*** Opening INPUT ***

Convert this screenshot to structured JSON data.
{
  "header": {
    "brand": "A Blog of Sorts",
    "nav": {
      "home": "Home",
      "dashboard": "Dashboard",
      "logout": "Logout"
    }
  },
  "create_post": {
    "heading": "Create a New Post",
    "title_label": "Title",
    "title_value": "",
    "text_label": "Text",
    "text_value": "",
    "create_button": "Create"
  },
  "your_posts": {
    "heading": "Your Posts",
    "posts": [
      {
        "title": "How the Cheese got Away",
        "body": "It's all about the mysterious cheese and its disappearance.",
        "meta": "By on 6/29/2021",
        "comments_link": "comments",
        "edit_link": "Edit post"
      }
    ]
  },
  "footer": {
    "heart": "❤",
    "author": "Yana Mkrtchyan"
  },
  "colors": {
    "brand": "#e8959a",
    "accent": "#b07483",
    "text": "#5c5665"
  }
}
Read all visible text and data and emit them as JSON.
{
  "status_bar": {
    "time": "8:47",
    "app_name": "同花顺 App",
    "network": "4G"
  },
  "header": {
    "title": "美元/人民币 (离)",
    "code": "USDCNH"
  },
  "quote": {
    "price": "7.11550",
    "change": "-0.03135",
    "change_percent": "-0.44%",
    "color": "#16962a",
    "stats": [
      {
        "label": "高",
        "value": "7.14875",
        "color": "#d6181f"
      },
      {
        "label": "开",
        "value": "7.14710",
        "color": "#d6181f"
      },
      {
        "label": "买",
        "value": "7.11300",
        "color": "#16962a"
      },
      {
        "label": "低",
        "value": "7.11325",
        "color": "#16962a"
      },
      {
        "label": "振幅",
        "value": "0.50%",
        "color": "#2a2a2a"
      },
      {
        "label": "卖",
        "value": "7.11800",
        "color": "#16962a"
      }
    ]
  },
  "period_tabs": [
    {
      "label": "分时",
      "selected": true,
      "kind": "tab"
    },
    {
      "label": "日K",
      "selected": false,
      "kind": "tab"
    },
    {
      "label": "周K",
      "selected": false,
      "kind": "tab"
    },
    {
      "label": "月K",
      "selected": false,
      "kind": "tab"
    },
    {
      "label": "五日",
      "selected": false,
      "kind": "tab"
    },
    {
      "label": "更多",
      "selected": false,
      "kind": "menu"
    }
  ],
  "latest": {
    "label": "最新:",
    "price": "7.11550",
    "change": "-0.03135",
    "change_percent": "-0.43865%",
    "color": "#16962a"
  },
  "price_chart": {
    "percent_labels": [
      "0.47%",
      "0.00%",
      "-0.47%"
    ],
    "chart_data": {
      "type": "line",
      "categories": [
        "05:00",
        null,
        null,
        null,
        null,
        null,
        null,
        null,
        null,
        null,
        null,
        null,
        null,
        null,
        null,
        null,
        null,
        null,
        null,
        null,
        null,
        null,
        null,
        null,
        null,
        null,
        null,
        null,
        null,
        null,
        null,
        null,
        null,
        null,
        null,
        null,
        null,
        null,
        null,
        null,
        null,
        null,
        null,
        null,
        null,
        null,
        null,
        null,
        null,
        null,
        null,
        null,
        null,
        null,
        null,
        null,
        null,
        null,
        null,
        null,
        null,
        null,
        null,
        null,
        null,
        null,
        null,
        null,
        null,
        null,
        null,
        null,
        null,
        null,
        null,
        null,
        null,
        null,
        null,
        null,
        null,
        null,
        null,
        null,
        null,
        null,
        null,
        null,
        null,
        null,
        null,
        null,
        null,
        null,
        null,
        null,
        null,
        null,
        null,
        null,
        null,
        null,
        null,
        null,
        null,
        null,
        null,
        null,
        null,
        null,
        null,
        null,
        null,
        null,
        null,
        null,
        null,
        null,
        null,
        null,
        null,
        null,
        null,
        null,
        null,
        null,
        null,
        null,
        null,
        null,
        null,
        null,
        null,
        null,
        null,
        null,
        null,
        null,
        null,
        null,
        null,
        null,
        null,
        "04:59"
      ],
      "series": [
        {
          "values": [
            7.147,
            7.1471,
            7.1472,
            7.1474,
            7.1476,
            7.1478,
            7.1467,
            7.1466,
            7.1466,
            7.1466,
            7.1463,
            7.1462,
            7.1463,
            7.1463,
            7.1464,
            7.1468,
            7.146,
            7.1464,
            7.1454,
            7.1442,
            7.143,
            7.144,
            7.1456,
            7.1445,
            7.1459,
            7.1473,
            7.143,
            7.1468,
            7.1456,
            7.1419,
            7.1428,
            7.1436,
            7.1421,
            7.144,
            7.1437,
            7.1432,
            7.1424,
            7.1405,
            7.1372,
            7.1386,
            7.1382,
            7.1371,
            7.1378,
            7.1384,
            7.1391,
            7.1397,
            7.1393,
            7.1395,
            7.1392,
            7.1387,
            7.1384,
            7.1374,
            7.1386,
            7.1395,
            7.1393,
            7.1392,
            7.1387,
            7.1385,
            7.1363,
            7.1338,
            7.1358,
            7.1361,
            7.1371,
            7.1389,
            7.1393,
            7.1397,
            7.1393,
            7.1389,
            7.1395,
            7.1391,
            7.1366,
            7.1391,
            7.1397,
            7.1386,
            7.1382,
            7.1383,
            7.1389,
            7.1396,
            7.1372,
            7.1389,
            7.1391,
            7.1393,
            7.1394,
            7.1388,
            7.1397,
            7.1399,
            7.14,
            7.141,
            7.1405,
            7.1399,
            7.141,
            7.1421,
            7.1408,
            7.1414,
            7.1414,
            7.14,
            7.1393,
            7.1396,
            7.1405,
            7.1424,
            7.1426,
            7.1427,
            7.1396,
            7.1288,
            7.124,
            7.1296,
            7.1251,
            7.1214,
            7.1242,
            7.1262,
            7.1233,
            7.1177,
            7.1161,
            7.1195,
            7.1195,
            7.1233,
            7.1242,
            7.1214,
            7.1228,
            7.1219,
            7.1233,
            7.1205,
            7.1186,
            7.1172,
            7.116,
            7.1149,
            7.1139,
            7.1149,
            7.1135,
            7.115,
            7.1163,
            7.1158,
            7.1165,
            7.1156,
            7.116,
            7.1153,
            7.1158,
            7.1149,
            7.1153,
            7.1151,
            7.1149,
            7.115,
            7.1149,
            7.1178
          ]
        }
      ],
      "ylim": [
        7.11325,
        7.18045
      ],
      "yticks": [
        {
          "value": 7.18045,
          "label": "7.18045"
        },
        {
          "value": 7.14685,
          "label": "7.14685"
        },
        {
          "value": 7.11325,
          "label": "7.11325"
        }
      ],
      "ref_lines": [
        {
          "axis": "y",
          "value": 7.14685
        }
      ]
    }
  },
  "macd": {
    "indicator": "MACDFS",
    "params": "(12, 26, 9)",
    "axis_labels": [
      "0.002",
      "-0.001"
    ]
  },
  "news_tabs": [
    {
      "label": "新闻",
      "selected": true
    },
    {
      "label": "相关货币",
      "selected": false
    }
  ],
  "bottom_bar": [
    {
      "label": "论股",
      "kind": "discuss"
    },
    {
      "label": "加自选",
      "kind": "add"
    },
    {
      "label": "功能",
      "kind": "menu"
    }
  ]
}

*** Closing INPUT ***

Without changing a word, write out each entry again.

• REPLY:
Convert this screenshot to structured JSON data.
{
  "header": {
    "brand": "A Blog of Sorts",
    "nav": {
      "home": "Home",
      "dashboard": "Dashboard",
      "logout": "Logout"
    }
  },
  "create_post": {
    "heading": "Create a New Post",
    "title_label": "Title",
    "title_value": "",
    "text_label": "Text",
    "text_value": "",
    "create_button": "Create"
  },
  "your_posts": {
    "heading": "Your Posts",
    "posts": [
      {
        "title": "How the Cheese got Away",
        "body": "It's all about the mysterious cheese and its disappearance.",
        "meta": "By on 6/29/2021",
        "comments_link": "comments",
        "edit_link": "Edit post"
      }
    ]
  },
  "footer": {
    "heart": "❤",
    "author": "Yana Mkrtchyan"
  },
  "colors": {
    "brand": "#e8959a",
    "accent": "#b07483",
    "text": "#5c5665"
  }
}
Read all visible text and data and emit them as JSON.
{
  "status_bar": {
    "time": "8:47",
    "app_name": "同花顺 App",
    "network": "4G"
  },
  "header": {
    "title": "美元/人民币 (离)",
    "code": "USDCNH"
  },
  "quote": {
    "price": "7.11550",
    "change": "-0.03135",
    "change_percent": "-0.44%",
    "color": "#16962a",
    "stats": [
      {
        "label": "高",
        "value": "7.14875",
        "color": "#d6181f"
      },
      {
        "label": "开",
        "value": "7.14710",
        "color": "#d6181f"
      },
      {
        "label": "买",
        "value": "7.11300",
        "color": "#16962a"
      },
      {
        "label": "低",
        "value": "7.11325",
        "color": "#16962a"
      },
      {
        "label": "振幅",
        "value": "0.50%",
        "color": "#2a2a2a"
      },
      {
        "label": "卖",
        "value": "7.11800",
        "color": "#16962a"
      }
    ]
  },
  "period_tabs": [
    {
      "label": "分时",
      "selected": true,
      "kind": "tab"
    },
    {
      "label": "日K",
      "selected": false,
      "kind": "tab"
    },
    {
      "label": "周K",
      "selected": false,
      "kind": "tab"
    },
    {
      "label": "月K",
      "selected": false,
      "kind": "tab"
    },
    {
      "label": "五日",
      "selected": false,
      "kind": "tab"
    },
    {
      "label": "更多",
      "selected": false,
      "kind": "menu"
    }
  ],
  "latest": {
    "label": "最新:",
    "price": "7.11550",
    "change": "-0.03135",
    "change_percent": "-0.43865%",
    "color": "#16962a"
  },
  "price_chart": {
    "percent_labels": [
      "0.47%",
      "0.00%",
      "-0.47%"
    ],
    "chart_data": {
      "type": "line",
      "categories": [
        "05:00",
        null,
        null,
        null,
        null,
        null,
        null,
        null,
        null,
        null,
        null,
        null,
        null,
        null,
        null,
        null,
        null,
        null,
        null,
        null,
        null,
        null,
        null,
        null,
        null,
        null,
        null,
        null,
        null,
        null,
        null,
        null,
        null,
        null,
        null,
        null,
        null,
        null,
        null,
        null,
        null,
        null,
        null,
        null,
        null,
        null,
        null,
        null,
        null,
        null,
        null,
        null,
        null,
        null,
        null,
        null,
        null,
        null,
        null,
        null,
        null,
        null,
        null,
        null,
        null,
        null,
        null,
        null,
        null,
        null,
        null,
        null,
        null,
        null,
        null,
        null,
        null,
        null,
        null,
        null,
        null,
        null,
        null,
        null,
        null,
        null,
        null,
        null,
        null,
        null,
        null,
        null,
        null,
        null,
        null,
        null,
        null,
        null,
        null,
        null,
        null,
        null,
        null,
        null,
        null,
        null,
        null,
        null,
        null,
        null,
        null,
        null,
        null,
        null,
        null,
        null,
        null,
        null,
        null,
        null,
        null,
        null,
        null,
        null,
        null,
        null,
        null,
        null,
        null,
        null,
        null,
        null,
        null,
        null,
        null,
        null,
        null,
        null,
        null,
        null,
        null,
        null,
        null,
        "04:59"
      ],
      "series": [
        {
          "values": [
            7.147,
            7.1471,
            7.1472,
            7.1474,
            7.1476,
            7.1478,
            7.1467,
            7.1466,
            7.1466,
            7.1466,
            7.1463,
            7.1462,
            7.1463,
            7.1463,
            7.1464,
            7.1468,
            7.146,
            7.1464,
            7.1454,
            7.1442,
            7.143,
            7.144,
            7.1456,
            7.1445,
            7.1459,
            7.1473,
            7.143,
            7.1468,
            7.1456,
            7.1419,
            7.1428,
            7.1436,
            7.1421,
            7.144,
            7.1437,
            7.1432,
            7.1424,
            7.1405,
            7.1372,
            7.1386,
            7.1382,
            7.1371,
            7.1378,
            7.1384,
            7.1391,
            7.1397,
            7.1393,
            7.1395,
            7.1392,
            7.1387,
            7.1384,
            7.1374,
            7.1386,
            7.1395,
            7.1393,
            7.1392,
            7.1387,
            7.1385,
            7.1363,
            7.1338,
            7.1358,
            7.1361,
            7.1371,
            7.1389,
            7.1393,
            7.1397,
            7.1393,
            7.1389,
            7.1395,
            7.1391,
            7.1366,
            7.1391,
            7.1397,
            7.1386,
            7.1382,
            7.1383,
            7.1389,
            7.1396,
            7.1372,
            7.1389,
            7.1391,
            7.1393,
            7.1394,
            7.1388,
            7.1397,
            7.1399,
            7.14,
            7.141,
            7.1405,
            7.1399,
            7.141,
            7.1421,
            7.1408,
            7.1414,
            7.1414,
            7.14,
            7.1393,
            7.1396,
            7.1405,
            7.1424,
            7.1426,
            7.1427,
            7.1396,
            7.1288,
            7.124,
            7.1296,
            7.1251,
            7.1214,
            7.1242,
            7.1262,
            7.1233,
            7.1177,
            7.1161,
            7.1195,
            7.1195,
            7.1233,
            7.1242,
            7.1214,
            7.1228,
            7.1219,
            7.1233,
            7.1205,
            7.1186,
            7.1172,
            7.116,
            7.1149,
            7.1139,
            7.1149,
            7.1135,
            7.115,
            7.1163,
            7.1158,
            7.1165,
            7.1156,
            7.116,
            7.1153,
            7.1158,
            7.1149,
            7.1153,
            7.1151,
            7.1149,
            7.115,
            7.1149,
            7.1178
          ]
        }
      ],
      "ylim": [
        7.11325,
        7.18045
      ],
      "yticks": [
        {
          "value": 7.18045,
          "label": "7.18045"
        },
        {
          "value": 7.14685,
          "label": "7.14685"
        },
        {
          "value": 7.11325,
          "label": "7.11325"
        }
      ],
      "ref_lines": [
        {
          "axis": "y",
          "value": 7.14685
        }
      ]
    }
  },
  "macd": {
    "indicator": "MACDFS",
    "params": "(12, 26, 9)",
    "axis_labels": [
      "0.002",
      "-0.001"
    ]
  },
  "news_tabs": [
    {
      "label": "新闻",
      "selected": true
    },
    {
      "label": "相关货币",
      "selected": false
    }
  ],
  "bottom_bar": [
    {
      "label": "论股",
      "kind": "discuss"
    },
    {
      "label": "加自选",
      "kind": "add"
    },
    {
      "label": "功能",
      "kind": "menu"
    }
  ]
}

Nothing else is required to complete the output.